        • Justin Potts

          Blount had 18 Rushing TDS last year. Lacy has Had 23 In his career. Lacy also hasn’t had as many carries or yards in the past 2 years as Blount did this year alone. Lacy also has weight issues reportedly. I’d definitely rank Blount higher.

          • Nelson Cobb

            You can point to the recent numbers all you want, but it doesn’t change the fact that Eddie Lacy is the better RB. He’s better carrying the ball on 1st and 2nd down, and offers 3 down ability to as a pass catcher and blocker. Blount, he offers nothing on 3rd down. He’s strictly a 1st and 2nd down guy, and only getting 3.9 ypc on those downs. Lacy is better, younger and more versatile, and when both are healthy, Blount doesn’t have anything on Eddie Lacy. All you gotta do is watch the highlight video’s of both to see how much more gifted a RB Eddie Lacy is, and that’s why he’s #2 on this list.

    • GBPFan12

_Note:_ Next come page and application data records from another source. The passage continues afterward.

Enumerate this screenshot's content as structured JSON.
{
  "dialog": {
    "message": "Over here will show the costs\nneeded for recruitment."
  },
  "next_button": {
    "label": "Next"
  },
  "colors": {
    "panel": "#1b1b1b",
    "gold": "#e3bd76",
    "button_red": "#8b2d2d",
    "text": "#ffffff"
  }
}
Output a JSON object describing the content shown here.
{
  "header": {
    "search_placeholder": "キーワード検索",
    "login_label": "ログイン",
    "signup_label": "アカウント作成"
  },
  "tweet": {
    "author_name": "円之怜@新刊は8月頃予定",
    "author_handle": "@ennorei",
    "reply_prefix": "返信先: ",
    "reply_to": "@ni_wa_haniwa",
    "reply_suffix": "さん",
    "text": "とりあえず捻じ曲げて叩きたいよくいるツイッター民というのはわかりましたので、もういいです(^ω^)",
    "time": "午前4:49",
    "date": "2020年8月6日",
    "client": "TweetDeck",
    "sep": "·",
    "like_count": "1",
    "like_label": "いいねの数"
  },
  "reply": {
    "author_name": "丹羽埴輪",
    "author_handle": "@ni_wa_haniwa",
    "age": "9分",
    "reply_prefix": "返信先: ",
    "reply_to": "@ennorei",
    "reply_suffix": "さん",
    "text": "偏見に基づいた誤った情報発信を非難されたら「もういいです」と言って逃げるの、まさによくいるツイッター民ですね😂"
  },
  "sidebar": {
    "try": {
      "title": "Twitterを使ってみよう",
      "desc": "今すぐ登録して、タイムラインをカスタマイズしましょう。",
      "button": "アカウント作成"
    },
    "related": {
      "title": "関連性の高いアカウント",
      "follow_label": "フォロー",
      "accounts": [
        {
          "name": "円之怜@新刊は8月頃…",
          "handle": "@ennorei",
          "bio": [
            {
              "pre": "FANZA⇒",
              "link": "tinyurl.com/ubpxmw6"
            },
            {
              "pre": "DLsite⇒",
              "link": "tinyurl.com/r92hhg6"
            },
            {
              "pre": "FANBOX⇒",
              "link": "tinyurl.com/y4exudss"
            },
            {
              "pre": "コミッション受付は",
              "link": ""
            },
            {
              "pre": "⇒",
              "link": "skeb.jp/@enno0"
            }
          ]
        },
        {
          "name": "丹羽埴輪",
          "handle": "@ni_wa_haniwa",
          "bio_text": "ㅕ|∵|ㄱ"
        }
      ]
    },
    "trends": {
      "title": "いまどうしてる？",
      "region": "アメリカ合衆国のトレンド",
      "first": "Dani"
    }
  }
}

      He was averaging +5 YPC til that linebacker landed on his ankle.
      He played thru an ankle injury in 2015, back when defenses were daring the Packers to throw it (They were down to James Jones as their no.1 wr)…

      If the Packers are dumb enough to quit on him, he’ll wind up being a huge steal for another team (like Casey Hayward).

      • Nelson Cobb

        100% agree. He had his issues last year, but he appeared to get everything back in line this year, and was looking like the guy we drafted in 2013 and 2014 over the 1st 5 games. Hell, even as much hate as he gets for 2015, it wasn’t that horrible. It wasn’t what we seen from him, or near what was expected out of him, but 187 carries, 758 yards, 4.1 ypc is respectable numbers. Then in the playoffs that year averaged 6.3 ypc. He dealt with some injuries, and some immaturity with that other rookie RB they added and had to get rid of, and it also seemed McCarthy was a little extra hard on him, but he did appear to be beyond all that this year. There’s no doubt they should bring him back and give him a 1 year deal. With Lacy healthy in 2014, our offense ran as good as it’s run in a long time, and Rodgers won his 2nd MVP, and really only had 2 reliable passing option, Jordy and Cobb. The presence of Lacy had that big of an impact though that we didn’t need more than 2 guys. Bring Lacy back, he stays healthy with Jordy, Cobb, Adams and Allison, Cook at TE, Rodgers could very well get MVP #3.

    • moochee22

      Rolo Tomassi is that you?

  • crosseyedlemon

    Christine Micheal was actually more productive for the Packer than Lacy but whether or not he can step up to the next level and be consistent remains a big question.

    • Nelson Cobb

      What??? That’s wrong, very wrong. WTH were you watching?? Michael sucked. He broke off 1 nice run vs Chicago, but outside of that, he absolutely sucked. Dude averaged 3.7 ypc when he did touch the ball, and made multiple bonehead mistakes. Eddie Lacy to start the season was 100 times better, averaging almost a full yard and a half better per carry, 5.1 ypc to 3.7 ypc. Even at his worst last year, Eddie Lacy was better than Michael was this year. Christine Michael has all the raw talent and ability to be great, but he lacks the brains. He tries to make everything an amazing run. Always trying to look like Barry Sanders with nowhere near the ability to do it. Dude just doesn’t have what it takes up stairs to be a quality RB, and wasn’t half the player for us that Eddie Lacy was this year or ever.

    • Trevor Rasmussen

      Look, I wanted Michael to work out, a LOT, but the guy did nothing. He didn’t get a lot of chances either but when he did, he was just another guy.

  • Phong Ta

    I can see the Pats going after Lacy. The guy is a big, powerful RB similar to Blount when properly motivated, and we all know how Belichick loves a challenge in that department. He also has far more to offer as a receiver, which would be a nice bonus for New England. If Lacy is willing to settle for a 1 or 2 year deal to rehab his stock, similar to Bennett this year, I think Belichick pounces

    • Malachi

      make sense for both sides

    • crosseyedlemon

      As hard as I try I can’t get a visual of Belichick pouncing that isn’t comical. Maybe it’s the hoodie or the fact he isn’t quite as nimble as Spiderman and other superheroes.